That was our first year in the Victorian rectory next to the church in Jenkintown.
My grandparents lived in Maine and probably thought they were getting away from snow when they headed south to Philadelphia to stay with us. Unfortunately, a huge snowstorm followed close behind and blew in early on the morning of Christmas Eve.
When it snowed there was a mad scramble for boots in our house, is it possible that we only had two pairs? Both were what we called army boots: calf high, olive green rubber with yellow laces that criss-crossed at the top. (Describing them I think, why they sound quite fashionable. Maybe I should resurrect that design and make a fortune.)

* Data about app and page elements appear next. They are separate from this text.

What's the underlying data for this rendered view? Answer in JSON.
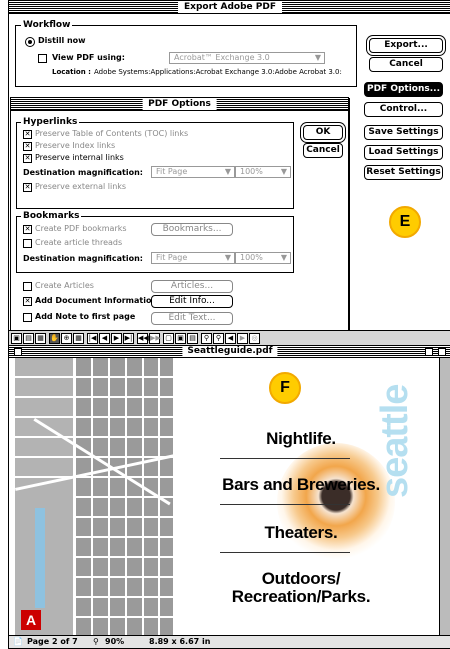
{
  "export_window": {
    "title": "Export Adobe PDF",
    "workflow_label": "Workflow",
    "distill_now": "Distill now",
    "view_pdf_using": "View PDF using:",
    "viewer_app": "Acrobat™ Exchange 3.0",
    "location_label": "Location :",
    "location_value": "Adobe Systems:Applications:Acrobat Exchange 3.0:Adobe Acrobat 3.0:",
    "buttons": {
      "export": "Export...",
      "cancel": "Cancel",
      "pdf_options": "PDF Options...",
      "control": "Control...",
      "save_settings": "Save Settings",
      "load_settings": "Load Settings",
      "reset_settings": "Reset Settings"
    }
  },
  "pdf_options": {
    "title": "PDF Options",
    "hyperlinks_label": "Hyperlinks",
    "preserve_toc": "Preserve Table of Contents (TOC) links",
    "preserve_index": "Preserve Index links",
    "preserve_internal": "Preserve internal links",
    "dest_mag_label": "Destination magnification:",
    "fit_page": "Fit Page",
    "zoom_pct": "100%",
    "preserve_external": "Preserve external links",
    "ok": "OK",
    "cancel": "Cancel",
    "bookmarks_label": "Bookmarks",
    "create_bookmarks": "Create PDF bookmarks",
    "bookmarks_button": "Bookmarks...",
    "create_article": "Create article threads",
    "create_articles": "Create Articles",
    "articles_button": "Articles...",
    "add_doc_info": "Add Document Information",
    "edit_info": "Edit Info...",
    "add_note": "Add Note to first page",
    "edit_text": "Edit Text..."
  },
  "callouts": {
    "e": "E",
    "f": "F"
  },
  "viewer": {
    "title": "Seattleguide.pdf",
    "status_page": "Page 2 of 7",
    "status_zoom": "90%",
    "status_size": "8.89 x 6.67 in",
    "seattle_text": "seattle",
    "lines": [
      "Nightlife.",
      "Bars and Breweries.",
      "Theaters.",
      "Outdoors/",
      "Recreation/Parks."
    ],
    "colors": {
      "circle_fill": "#ffcc00",
      "swirl_orange": "#f29a2e",
      "seattle_blue": "#a8d8ea",
      "adobe_red": "#cc0000"
    }
  }
}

Anyway, I had worn them to school one day and the kids made fun of me...so the next time it snowed I wore my lime green plastic patent leather loafers thinking at least they were waterproof. I remember finding those shoes in the bin at E.J. Korvette's; the pair was held together by a plastic loop and they weren't easy to try on. Taking them to my mother I first experienced that momentary pause when a voice in your head tells you that you are about to make a serious fashion mistake.

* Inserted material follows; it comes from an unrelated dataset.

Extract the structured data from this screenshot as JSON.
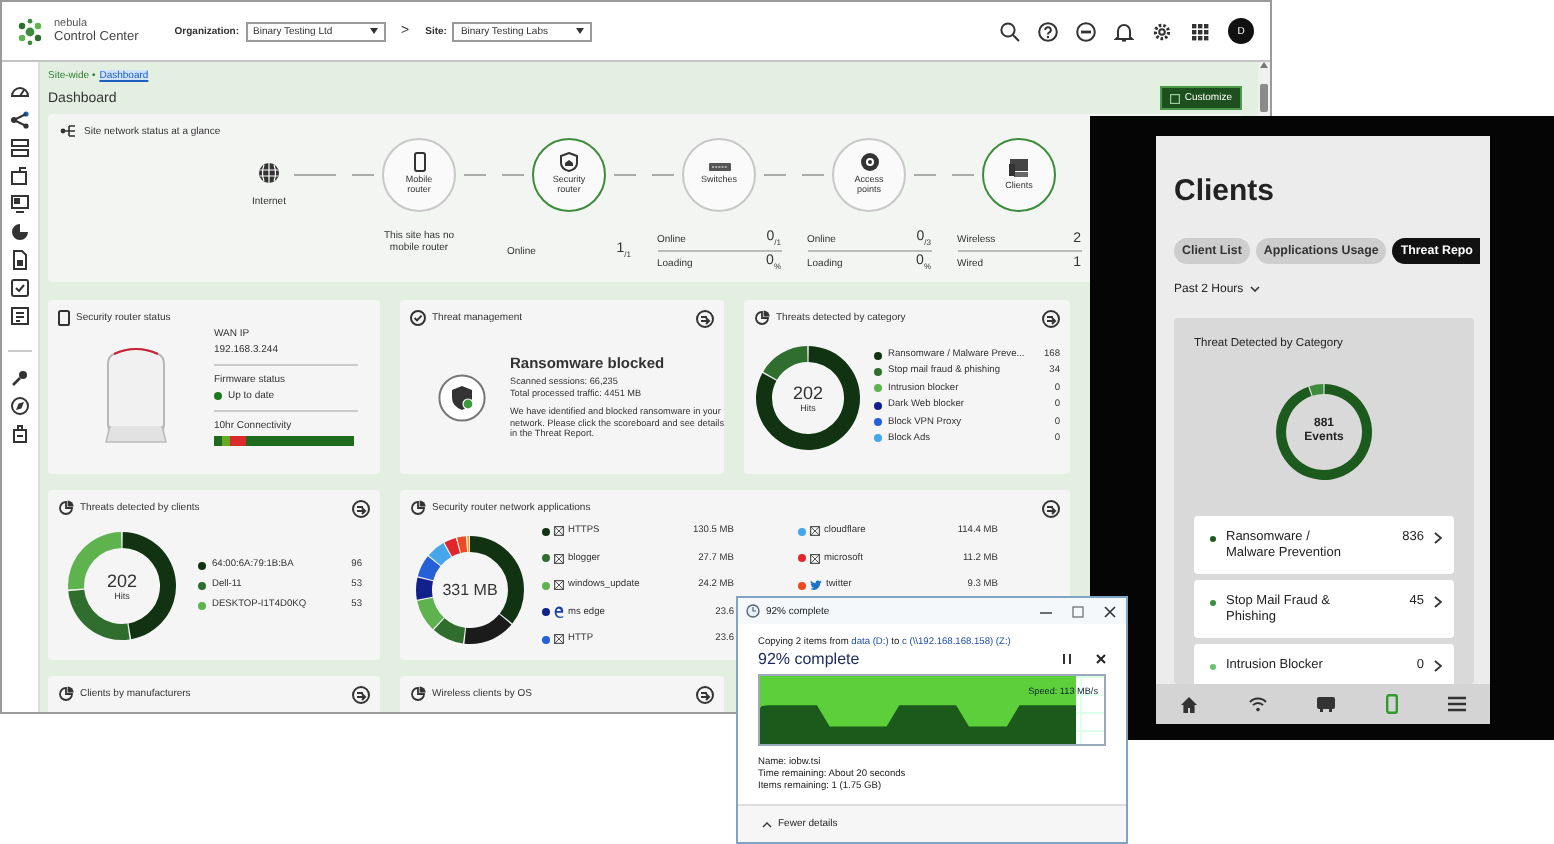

Another day walking through the slush in my bright green loafers on the way to school the policeman at the corner of York and West said to me, "hey, where are your boots? You ought to have your boots on!" I just walked on, head down, creating the child's version of "fuck you officer" imagining the sort of future hell that a nine year old can create for a man in uniform: He has to direct traffic naked, wear high heels with his uniform, or carry me to school, walking in bright green patent leather loafers himself.
We were always allowed to open one present on Christmas Eve. My parents probably started this tradition to shut us up ("Will you kids Just Stop Bugging Me? All right, open one present, just one present, that's it!")
Could it be that all I asked for that year was a pair of boots? I knew it would be my biggest present. We had lots of little presents but there was always "the one" which was the most expensive thing we had asked for. And when my parents said we could open one present on Christmas Eve, they meant a small one because the big one had to have an impact on Christmas morning.
The snow outside was deep and we were going to the midnight service. I pictured myself first fighting for, then winning the right to wear a pair of the green army boots. I know that I cried and begged my mother to let me open the box that I knew held the boots. And she let me. Thank you Mom. One more humiliation, narrowly averted. In my mind's eye I see me helping my grandparents through the deep snow to the church next door looking down at the wakes made with my new boots, brown pleather with faux shearling, designed for a girl, my brothers romping in the snow happy in their own green army boots.
And that my dears is why I'm probably so twisted about Christmas.